▶ Data about app and page elements:
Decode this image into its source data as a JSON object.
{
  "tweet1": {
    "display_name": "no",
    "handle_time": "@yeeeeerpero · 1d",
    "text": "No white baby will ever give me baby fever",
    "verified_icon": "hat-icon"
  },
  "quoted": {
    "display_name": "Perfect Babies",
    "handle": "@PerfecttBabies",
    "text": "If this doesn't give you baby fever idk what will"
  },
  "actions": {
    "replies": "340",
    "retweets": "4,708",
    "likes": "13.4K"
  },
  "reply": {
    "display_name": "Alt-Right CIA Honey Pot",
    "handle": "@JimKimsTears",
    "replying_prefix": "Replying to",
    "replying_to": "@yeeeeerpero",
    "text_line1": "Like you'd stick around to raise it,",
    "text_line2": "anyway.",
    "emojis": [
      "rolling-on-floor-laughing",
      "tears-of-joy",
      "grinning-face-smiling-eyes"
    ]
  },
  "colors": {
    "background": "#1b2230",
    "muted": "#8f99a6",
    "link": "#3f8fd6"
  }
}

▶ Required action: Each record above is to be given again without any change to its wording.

▶ Reply to the exercise:
Decode this image into its source data as a JSON object.
{
  "tweet1": {
    "display_name": "no",
    "handle_time": "@yeeeeerpero · 1d",
    "text": "No white baby will ever give me baby fever",
    "verified_icon": "hat-icon"
  },
  "quoted": {
    "display_name": "Perfect Babies",
    "handle": "@PerfecttBabies",
    "text": "If this doesn't give you baby fever idk what will"
  },
  "actions": {
    "replies": "340",
    "retweets": "4,708",
    "likes": "13.4K"
  },
  "reply": {
    "display_name": "Alt-Right CIA Honey Pot",
    "handle": "@JimKimsTears",
    "replying_prefix": "Replying to",
    "replying_to": "@yeeeeerpero",
    "text_line1": "Like you'd stick around to raise it,",
    "text_line2": "anyway.",
    "emojis": [
      "rolling-on-floor-laughing",
      "tears-of-joy",
      "grinning-face-smiling-eyes"
    ]
  },
  "colors": {
    "background": "#1b2230",
    "muted": "#8f99a6",
    "link": "#3f8fd6"
  }
}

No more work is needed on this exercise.